Edith. M. RIALL (compiler).
[IRISH Upper Class: an Ink Blot Album with 142 entries by members of the anglo-Irish ruling elite]. [Ireland: 1898-1912]. Oblong octavo (5 x 7in; 127 x 178mm), 240 leaves, 142 entries, one entry per leaf, 98 leaves blank.
Original textured cloth, gilt initials to upper cover ‘E.M.R.’ (faded, extremities rubbed).
A highly unusual friendship album, in which E.M. Riall (probably Edith Riall), uses a version of the game of Gobolinks to gather the signatures of friends and relatives, whilst also testing their wit and imaginations.
The present album differs from Gobolinks in a couple of major ways: the ink blots are never symmetrical, the sheets they are on are not folded, and the creator of the blot is encouraged to add to the blot, usually using pen and ink and thus make clear the scene they have envisioned – often a not or short rhyme is added, in addition to the creator’s signature and (often) the date.
The families represented here include Riall (8 members), Plunket (3), Knox Gore (6), Fleming (2), West 5), Gathorne Hardy, Perry (3), Beauclerk, Smyth (2), Lefroy (2), Scovell (2), Power (3) inter alia.
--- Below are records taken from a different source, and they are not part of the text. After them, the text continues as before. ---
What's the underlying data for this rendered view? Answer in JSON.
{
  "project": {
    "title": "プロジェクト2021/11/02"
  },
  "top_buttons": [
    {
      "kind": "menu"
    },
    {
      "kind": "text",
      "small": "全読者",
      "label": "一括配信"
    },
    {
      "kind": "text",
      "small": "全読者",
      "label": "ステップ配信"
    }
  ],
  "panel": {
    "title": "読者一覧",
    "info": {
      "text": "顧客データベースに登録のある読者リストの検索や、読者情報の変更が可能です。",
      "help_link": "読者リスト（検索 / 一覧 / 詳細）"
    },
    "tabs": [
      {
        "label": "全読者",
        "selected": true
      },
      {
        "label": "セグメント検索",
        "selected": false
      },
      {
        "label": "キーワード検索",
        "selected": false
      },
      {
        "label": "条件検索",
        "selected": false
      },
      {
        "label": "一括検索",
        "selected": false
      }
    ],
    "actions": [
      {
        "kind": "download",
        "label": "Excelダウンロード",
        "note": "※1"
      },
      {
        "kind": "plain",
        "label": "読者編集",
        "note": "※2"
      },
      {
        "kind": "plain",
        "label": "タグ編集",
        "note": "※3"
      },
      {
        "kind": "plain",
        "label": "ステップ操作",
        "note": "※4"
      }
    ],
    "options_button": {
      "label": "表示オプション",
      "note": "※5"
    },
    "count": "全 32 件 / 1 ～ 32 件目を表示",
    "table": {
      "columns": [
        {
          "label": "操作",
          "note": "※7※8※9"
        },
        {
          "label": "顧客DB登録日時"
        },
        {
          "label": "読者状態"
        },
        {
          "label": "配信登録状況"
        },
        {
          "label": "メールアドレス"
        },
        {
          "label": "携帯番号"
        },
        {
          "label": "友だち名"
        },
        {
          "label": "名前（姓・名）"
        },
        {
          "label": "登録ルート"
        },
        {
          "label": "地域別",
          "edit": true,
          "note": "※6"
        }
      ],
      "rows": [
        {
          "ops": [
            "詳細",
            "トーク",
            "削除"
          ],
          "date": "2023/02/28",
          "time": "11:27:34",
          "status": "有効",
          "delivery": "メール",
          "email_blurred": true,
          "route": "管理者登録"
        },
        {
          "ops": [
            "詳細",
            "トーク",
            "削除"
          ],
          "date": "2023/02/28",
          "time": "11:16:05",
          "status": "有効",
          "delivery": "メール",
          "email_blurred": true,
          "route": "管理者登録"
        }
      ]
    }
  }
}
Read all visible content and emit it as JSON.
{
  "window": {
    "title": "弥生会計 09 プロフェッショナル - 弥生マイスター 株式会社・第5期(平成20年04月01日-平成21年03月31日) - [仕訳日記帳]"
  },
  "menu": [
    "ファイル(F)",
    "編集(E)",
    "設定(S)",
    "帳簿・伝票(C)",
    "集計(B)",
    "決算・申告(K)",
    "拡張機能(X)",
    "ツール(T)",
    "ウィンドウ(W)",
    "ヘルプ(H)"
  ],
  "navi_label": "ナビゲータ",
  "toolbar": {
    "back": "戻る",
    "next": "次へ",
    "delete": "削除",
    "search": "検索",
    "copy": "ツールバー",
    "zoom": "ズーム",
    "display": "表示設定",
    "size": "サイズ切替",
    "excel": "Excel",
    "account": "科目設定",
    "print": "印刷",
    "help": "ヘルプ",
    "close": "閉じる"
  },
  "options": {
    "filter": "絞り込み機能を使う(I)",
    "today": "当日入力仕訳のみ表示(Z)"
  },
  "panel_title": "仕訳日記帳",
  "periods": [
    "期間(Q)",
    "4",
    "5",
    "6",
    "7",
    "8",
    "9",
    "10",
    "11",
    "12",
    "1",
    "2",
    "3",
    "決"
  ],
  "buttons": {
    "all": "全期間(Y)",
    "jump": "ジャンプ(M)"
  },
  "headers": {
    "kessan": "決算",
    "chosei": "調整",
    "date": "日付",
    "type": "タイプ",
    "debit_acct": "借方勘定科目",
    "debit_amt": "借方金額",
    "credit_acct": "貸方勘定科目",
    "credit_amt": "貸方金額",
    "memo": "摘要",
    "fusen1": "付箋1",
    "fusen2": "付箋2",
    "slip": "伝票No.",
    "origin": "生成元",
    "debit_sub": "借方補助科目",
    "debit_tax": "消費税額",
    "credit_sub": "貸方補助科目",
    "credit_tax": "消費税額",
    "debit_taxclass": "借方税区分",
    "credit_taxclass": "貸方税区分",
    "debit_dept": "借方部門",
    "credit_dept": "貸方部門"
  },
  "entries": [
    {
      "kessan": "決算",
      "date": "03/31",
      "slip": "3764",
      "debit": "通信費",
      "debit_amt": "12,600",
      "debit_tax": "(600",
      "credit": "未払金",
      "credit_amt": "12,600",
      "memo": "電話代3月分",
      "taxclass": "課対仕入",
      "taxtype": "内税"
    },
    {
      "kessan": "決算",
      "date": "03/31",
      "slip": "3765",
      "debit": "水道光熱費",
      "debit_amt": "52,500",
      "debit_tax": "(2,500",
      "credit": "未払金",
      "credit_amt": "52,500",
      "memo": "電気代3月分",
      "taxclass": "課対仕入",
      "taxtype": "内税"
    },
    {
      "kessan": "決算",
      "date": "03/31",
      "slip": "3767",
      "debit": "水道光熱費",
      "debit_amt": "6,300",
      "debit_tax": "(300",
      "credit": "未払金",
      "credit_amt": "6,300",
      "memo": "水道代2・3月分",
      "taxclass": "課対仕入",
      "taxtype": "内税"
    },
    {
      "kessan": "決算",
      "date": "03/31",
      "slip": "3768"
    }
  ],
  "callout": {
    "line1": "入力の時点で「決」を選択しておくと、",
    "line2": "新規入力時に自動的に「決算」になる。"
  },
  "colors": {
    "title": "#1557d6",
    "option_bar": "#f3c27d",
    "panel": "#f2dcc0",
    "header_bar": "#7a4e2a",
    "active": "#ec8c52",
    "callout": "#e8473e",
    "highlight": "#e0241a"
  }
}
The images range from the purely artistic (‘Poppie. N Gathorne Hardy’) to the overtly topical and political (‘Constance Power Exit Oom Paul 1900’). But most are whimsical (‘A Christmas Nightmare Marion E. Riall’; ‘Git your ‘air cut J G Clarke’; ‘ancestor of the Rialls in the time of Alexander the Great Eleanor F. Butler’; ‘This is meant to be a child swinging in case you don’t know J. Percy Knox Gore’; ‘My limbs are malformed as you see / In fact I have only got three / But my beautiful nose / I can scratch with my toes, / So there’s not much the matter with me! / Claud Riall’) and occasionally apparent sibling rivalry shows up (‘Oh! Bother Edith & her blots! Rosie Riall’
“As defined by a book on the subject, titled "Gobolinks, or Shadow Pictures," [by Ruth McEnery Stuart and Albert Bigelow Paine ] Gobolinks are a "veritable goblin of the ink-bottle." Although this book wasn't published until 1896, the idea of Gobolinks had been popular since the 1700s, when it was originally known as klecksography (a fancy word for inkblot art). These once sloppy drip-marks began to become art work in and of themselves and made famous by artists like Justinus Kerner (who was also a physician).
These goblins of the ink bottles became unique creatures - not purposefully made by the artist but willed into the world through the ink itself, but still abled to be interpreted. The Gobolinks book also made this art form into a game.
Here's how it works:
1) Players have to 'create' ink blots
2) The paper with the blot would then be folded in half, to create a symmetrical image.
3) Players then have to write a rhyme based on the image”
- Binding Condition: acceptable
- Overall Condition: acceptable
- Size: 5 x 7in; 127 x 178mm),